a wheel of circular roads wide enough for just one vehicle
to pass by at a time. The Round Lake Auditorium looms over
the quaint original Victorian homes that closely surround
it, looking like a modest wooden cathedral erected in the
midst of a little girl’s doll houses.
At first the edifice seems unsightly, with the chipped paint
on the building’s exterior, but if you look at it long enough
it’s easy to appreciate its architectural splendor. The high,
pointed roof sits atop walls with hundreds of tiny glass windows,
while a bell tower protrudes among the tree tops. If you were
to scrape at the wood exterior long enough you would reach
the building’s original coat of burgundy trim, 120 years old.
But don’t let the chipped paint fool you: In the past year,
$45,000 has gone into restoring the historic auditorium, which
had major problems with stabilization. Lake resident and auditorium
artistic director Edna Van Duzee received grants and was able
to add iron rods to the roof and wooden beams to stabilize
The jewel of the 300-seat auditorium is a floor-to-ceiling
organ boasting the title of the oldest and largest “three
manual tracker” (that’s organ-speak) in the country, largely
unchanged and still used. The 10-ton instrument is regarded
one of the top 10 organs in the country by the National Historical
Van Duzee’s been working on the maintenance and restoration
of the building since 1965, so this latest effort is nothing
new: “I got a grant from the state for a new roof because
it was leaking and I thought if it leaks on that organ, we’re
With the money left over from the grant, Van Duzee replaced
broken windows with GE Lexan “glass” (it’s actually a very
strong form of plastic), and emerald and gold-stained glass
was added to the windows surrounding the organ.
Just as important as the roof work were the structural problems
with the organ’s setting.
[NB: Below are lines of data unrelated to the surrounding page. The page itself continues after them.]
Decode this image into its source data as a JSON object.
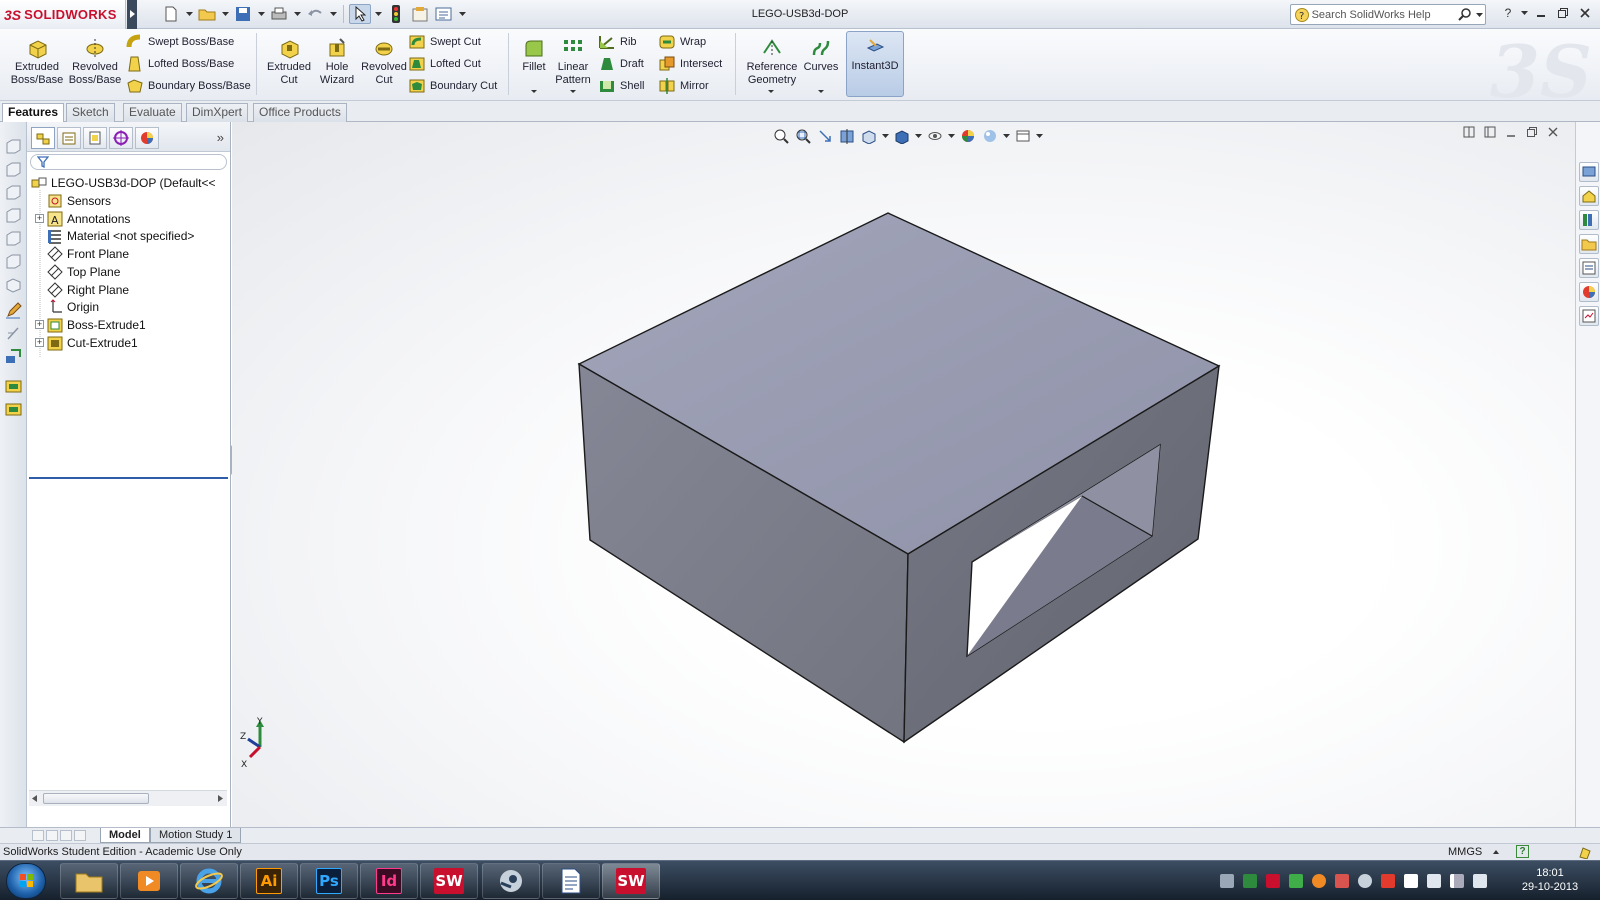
{
  "app": {
    "logo_ds": "3S",
    "logo_text": "SOLIDWORKS",
    "document_title": "LEGO-USB3d-DOP",
    "help_search_placeholder": "Search SolidWorks Help"
  },
  "command_manager": {
    "extruded_boss": "Extruded Boss/Base",
    "revolved_boss": "Revolved Boss/Base",
    "swept_boss": "Swept Boss/Base",
    "lofted_boss": "Lofted Boss/Base",
    "boundary_boss": "Boundary Boss/Base",
    "extruded_cut": "Extruded Cut",
    "hole_wizard": "Hole Wizard",
    "revolved_cut": "Revolved Cut",
    "swept_cut": "Swept Cut",
    "lofted_cut": "Lofted Cut",
    "boundary_cut": "Boundary Cut",
    "fillet": "Fillet",
    "linear_pattern": "Linear Pattern",
    "rib": "Rib",
    "draft": "Draft",
    "shell": "Shell",
    "wrap": "Wrap",
    "intersect": "Intersect",
    "mirror": "Mirror",
    "reference_geometry": "Reference Geometry",
    "curves": "Curves",
    "instant3d": "Instant3D"
  },
  "tabs": [
    "Features",
    "Sketch",
    "Evaluate",
    "DimXpert",
    "Office Products"
  ],
  "feature_tree": {
    "root": "LEGO-USB3d-DOP  (Default<<",
    "items": [
      {
        "label": "Sensors",
        "icon": "sensor-icon",
        "expandable": false
      },
      {
        "label": "Annotations",
        "icon": "annotation-icon",
        "expandable": true
      },
      {
        "label": "Material <not specified>",
        "icon": "material-icon",
        "expandable": false
      },
      {
        "label": "Front Plane",
        "icon": "plane-icon",
        "expandable": false
      },
      {
        "label": "Top Plane",
        "icon": "plane-icon",
        "expandable": false
      },
      {
        "label": "Right Plane",
        "icon": "plane-icon",
        "expandable": false
      },
      {
        "label": "Origin",
        "icon": "origin-icon",
        "expandable": false
      },
      {
        "label": "Boss-Extrude1",
        "icon": "boss-extrude-icon",
        "expandable": true
      },
      {
        "label": "Cut-Extrude1",
        "icon": "cut-extrude-icon",
        "expandable": true
      }
    ]
  },
  "triad": {
    "x": "X",
    "y": "Y",
    "z": "Z"
  },
  "bottom_tabs": [
    "Model",
    "Motion Study 1"
  ],
  "status": {
    "text": "SolidWorks Student Edition - Academic Use Only",
    "units": "MMGS",
    "help": "?"
  },
  "taskbar": {
    "apps": [
      {
        "label": "Ai",
        "name": "illustrator"
      },
      {
        "label": "Ps",
        "name": "photoshop"
      },
      {
        "label": "Id",
        "name": "indesign"
      },
      {
        "label": "SW",
        "name": "solidworks-pinned"
      },
      {
        "label": "SW",
        "name": "solidworks-running"
      }
    ],
    "time": "18:01",
    "date": "29-10-2013"
  },
  "colors": {
    "brand_red": "#c8102e",
    "model_top": "#9a9db2",
    "model_left": "#7b7d8c",
    "model_right": "#6d6f7d",
    "selection_blue": "#2f5ea8"
  }
}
The massive instrument was beginning
to tilt backwards, seemingly rising up from the floor, so
Van Duzee led the effort to put a new foundation under the
Volunteer Billy LaRue has taken on the role of fundraiser.
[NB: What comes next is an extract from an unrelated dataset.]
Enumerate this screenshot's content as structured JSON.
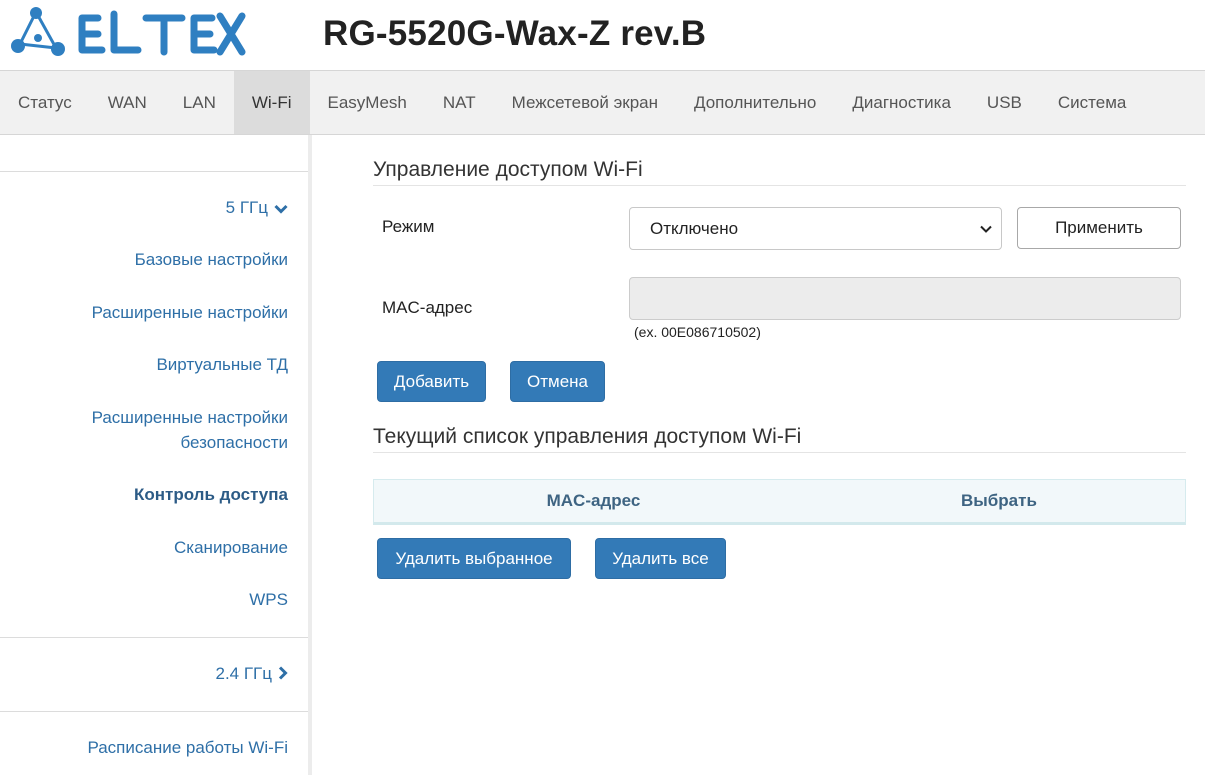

Since December he has put in countless hours by working to
put together a musical benefit this weekend (Saturday, July
9) from scratch, including an all-star lineup of 17 folk and
bluegrass acts, most of whom are performing for free. Proceeds
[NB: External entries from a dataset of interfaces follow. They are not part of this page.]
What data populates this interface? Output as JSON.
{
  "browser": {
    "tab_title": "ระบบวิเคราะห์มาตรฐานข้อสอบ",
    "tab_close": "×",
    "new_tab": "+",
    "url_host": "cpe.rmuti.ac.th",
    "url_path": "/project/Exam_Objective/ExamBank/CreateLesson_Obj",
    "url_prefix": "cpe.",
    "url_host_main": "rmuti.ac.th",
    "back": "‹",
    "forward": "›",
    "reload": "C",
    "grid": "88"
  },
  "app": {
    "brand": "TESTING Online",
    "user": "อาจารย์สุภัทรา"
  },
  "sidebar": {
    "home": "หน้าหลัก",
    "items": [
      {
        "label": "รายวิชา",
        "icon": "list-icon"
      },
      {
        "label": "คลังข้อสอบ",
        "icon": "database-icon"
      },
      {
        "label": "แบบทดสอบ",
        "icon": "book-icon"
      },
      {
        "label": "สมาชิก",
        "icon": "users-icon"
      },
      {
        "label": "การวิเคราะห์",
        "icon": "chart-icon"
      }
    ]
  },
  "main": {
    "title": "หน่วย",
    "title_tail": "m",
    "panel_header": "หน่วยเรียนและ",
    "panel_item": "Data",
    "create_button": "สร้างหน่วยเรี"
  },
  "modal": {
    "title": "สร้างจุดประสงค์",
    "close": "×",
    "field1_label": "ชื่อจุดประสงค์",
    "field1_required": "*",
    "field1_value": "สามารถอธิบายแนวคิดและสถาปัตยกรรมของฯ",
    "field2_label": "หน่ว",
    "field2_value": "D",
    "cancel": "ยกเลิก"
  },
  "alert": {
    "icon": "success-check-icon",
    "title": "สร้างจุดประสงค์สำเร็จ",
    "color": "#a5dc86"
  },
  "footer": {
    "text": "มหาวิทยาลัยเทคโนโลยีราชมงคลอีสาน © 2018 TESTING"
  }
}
raised from the concert will go toward painting the exterior
of the building, an estimated $30,000 job.
of the artists are donating their time because they believe
it’s an important cause. A lot of local businesses have helped
out too,” LaRue said. Namely, Midnight Printing of Cohoes
has provided use of their services, while Latham Home Mortgage
Network has donated money. “We need all the help we can get,”
Make no mistake that after exterior painting there is still
more work to be done. Van Duzee plans on painting the interior,
fixing up the concrete floor, and refurbishing the stage by
oiling the natural wood. She also hopes one day to get a new
wind system for the organ. “I think all the renovations will
be complete in my lifetime,” said 84-year-old Van Duzee.
building is now structurally sound, but it will always be
an ongoing process,” says Round Lake Mayor Dixie Lee Sacks.
“The auditorium is the center of the village and a lot of
people are working very hard to restore it.”
In addition to the re-opening concert, the Round Lake Auditorium
will offer many other culturally driven programs this season.
The Village Players have already started rehearsing for their
dinner-theater murder mystery scheduled for the end of this
month. An organ concert series is also scheduled for early
August. “The programs are really what attract people,” Sacks
Punk Circus Freak Out
Big Bang Cirkus, a group of traveling players who do punk-styled
sideshow acts a la Jim Rose, made two appearances in the area
recently. On June 22, they did their thing for a family audience
at Albany’s Free School (pictured). Thing was, their act isn’t
really family-friendly: Neither the shoot-the-BB-pistol-in-the-pants
trick nor the loud punk music accompaniment went over well.
The Cirkus performed in a happier (and more appropriate) venue
the following night (June 23) at King’s Tavern in Saratoga